The EIB answered the questions of Government Europa about the agreement and the complications which green, sustainable shipping projects are facing.
In February 2018, the European Investment Bank (EIB) and ING signed an agreement which will provide support through green investments for the European shipping market, at a figure of €300m. Sponsoring green and sustainable shipping projects, the agreement will ensure that transport in the maritime sector benefits by ushering in the green transition.
As a whole, the deal benefits from the support of the European Fund for Strategic Investments (EFSI), which is central to the European Commission President Jean-Claude Juncker’s plan. The agreement was reached under the provisions of the Green Shipping Guarantee (GSG) programme which aims to benefit general fleet renewal, as well as the retrofitting of existing pollutant ships with sustainable technologies, such as: liquified natural gas (LNG); ballast water; and energy efficiency.
The EIB functions as the lending institution within the EU, under the ownership of member states; the bank aims to ensure that long-term finance is available for sound investment and therefore contribute towards the goals established in EU priorities. The EIB answered the questions of Government Europa about the agreement and the complications which green, sustainable shipping projects are facing.
What are some of the complications which green and sustainable shipping projects face? How will the agreement signed by EIB and ING alleviate these issues?
While shipping is facing significant pressure from increasing global environmental and climate –greenhouse gases (GHG) – regulatory pressure, it is important to say that the ship owners are generally quite open and willing to improve their environmental performance but are facing challenges on a number of fronts.
First – competitiveness. Investing in greener technologies represents an immediate expense and unfortunately, it does not yet provide first movers with a (green) competitive advantage, as users of maritime transport services are not always willing to pay for goods to be transported on more environmentally friendly ships. The majority of users do not yet recognise the value and their lack of willingness to pay for such is not conducive to green investments. Stricter emission standards are ensuring a level playing field in this respect.
Regulating pollutant maritime transport
In 2014, the Third International Maritime Organization (IMO) GHG study was published, revealing that maritime transport is responsible for emitting around 1,000 bn tonnes of CO2 each year, as well as being responsible for 2.5% of GHG emissions. By 2050, emissions from shipping are expected to increase between 50-250%, which is dependent on economic and energy developments.
The Second IMO GHG study argues that the energy consumption of ships, and CO2 emissions, could be reduced by up to 75%. To do so, operational measures and existing technologies need to be implemented. These technologies would not only contribute to reducing energy consumption and pollutants but offer cost efficiency and net benefits.
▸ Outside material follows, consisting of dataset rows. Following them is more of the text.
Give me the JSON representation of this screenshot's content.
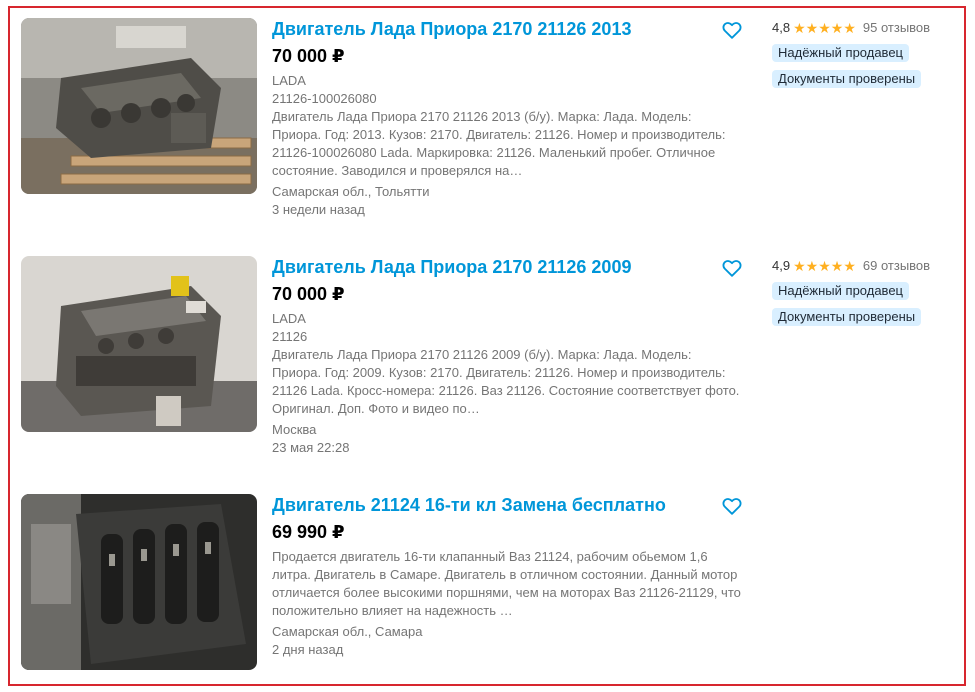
{
  "colors": {
    "title": "#0096d9",
    "frame": "#d7262e",
    "star": "#ffb021",
    "badge_bg": "#d9efff"
  },
  "listings": [
    {
      "title": "Двигатель Лада Приора 2170 21126 2013",
      "price": "70 000 ₽",
      "brand": "LADA",
      "part_number": "21126-100026080",
      "description": "Двигатель Лада Приора 2170 21126 2013 (б/у). Марка: Лада. Модель: Приора. Год: 2013. Кузов: 2170. Двигатель: 21126. Номер и производитель: 21126-100026080 Lada. Маркировка: 21126. Маленький пробег. Отличное состояние. Заводился и проверялся на…",
      "location": "Самарская обл., Тольятти",
      "time": "3 недели назад",
      "rating": "4,8",
      "reviews": "95 отзывов",
      "badges": [
        "Надёжный продавец",
        "Документы проверены"
      ],
      "favorite_icon": "heart-outline-icon"
    },
    {
      "title": "Двигатель Лада Приора 2170 21126 2009",
      "price": "70 000 ₽",
      "brand": "LADA",
      "part_number": "21126",
      "description": "Двигатель Лада Приора 2170 21126 2009 (б/у). Марка: Лада. Модель: Приора. Год: 2009. Кузов: 2170. Двигатель: 21126. Номер и производитель: 21126 Lada. Кросс-номера: 21126. Ваз 21126. Состояние соответствует фото. Оригинал. Доп. Фото и видео по…",
      "location": "Москва",
      "time": "23 мая 22:28",
      "rating": "4,9",
      "reviews": "69 отзывов",
      "badges": [
        "Надёжный продавец",
        "Документы проверены"
      ],
      "favorite_icon": "heart-outline-icon"
    },
    {
      "title": "Двигатель 21124 16-ти кл Замена бесплатно",
      "price": "69 990 ₽",
      "description": "Продается двигатель 16-ти клапанный Ваз 21124, рабочим обьемом 1,6 литра. Двигатель в Самаре. Двигатель в отличном состоянии. Данный мотор отличается более высокими поршнями, чем на моторах Ваз 21126-21129, что положительно влияет на надежность …",
      "location": "Самарская обл., Самара",
      "time": "2 дня назад",
      "favorite_icon": "heart-outline-icon"
    }
  ]
}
New, innovative technologies will only help to cement these reductions.
In 2016, the European Commission contributed €10m in funding towards the
IMO energy efficiency project, Maritime Technology Cooperation Centres (MTCCs). The project is targeted towards developing countries and is intended to be established in five regions, including: Africa; Asia; The Caribbean; Latin America; and the Pacific.
These centres will be established in efforts to promote uptake of low-carbon technologies and operations within the maritime industry, whilst ensuring that operations reduce pollutant practices. It aims to achieve these objectives through both technical assistance and capacity building.
Second – the availability of financing. Arguably, we are in a period where markets are very liquid, but for a number of reasons, many commercial banks have reduced their lending volumes to this specialised sector. Some banks have decided to withdraw from the sector following the 2008 financial crisis, when we saw volumes and daily rates collapse while capacity was on the rise. Commercial banks have limited capital and have hard choices to make. Ship financing is not always easy, given its capital utilisation implications, cyclicality and associated risk.
One of the goals of EIB’s €750m green shipping guarantee (GSG) is to support the sector with additional risk capital to help compensate for the reduction of commercial lending available to the shipping sector.
What more can be done at an EU level to foster economic growth and success for sustainable shipping projects?
The European Union already does a lot to support innovative and greening solutions for the sector. The Connecting Europe Facility (CEF) has been supporting innovative and green solutions for years through its grant programme, but continued engagement in international collaboration – especially through the International Maritime Organization (IMO) – to provide an efficient global regulatory and support framework for the environmental sustainability of the shipping sector is key.
Ship owners, shipyards, governments, commercial banks and international maritime bodies such as the EU, IMO and classification societies, need to be engaged in discussions in order to facilitate economic growth, success and environmental sustainability for shipping.
How will the EIB continue to foster growth? What will be some of your priorities in this area for 2018?
By continuing to provide long term financial support to the maritime sector, as well as engaging with our international partners – the European Commission, IMO and other international maritime associations and representatives – to examine ways in which the EIB can provide technical and economic advice in order to achieve the goal of shipping sustainability.
In 2018, the EIB will aim to provide continued financial support to ship owners for the purpose of:
- Renewing short and deep-sea fleet;
- Building new environmentally sound vessels; and
- Retrofitting existing vessels.
Our objective is always being the reduction or elimination of harmful air and seaborne emissions.
European Investment Bank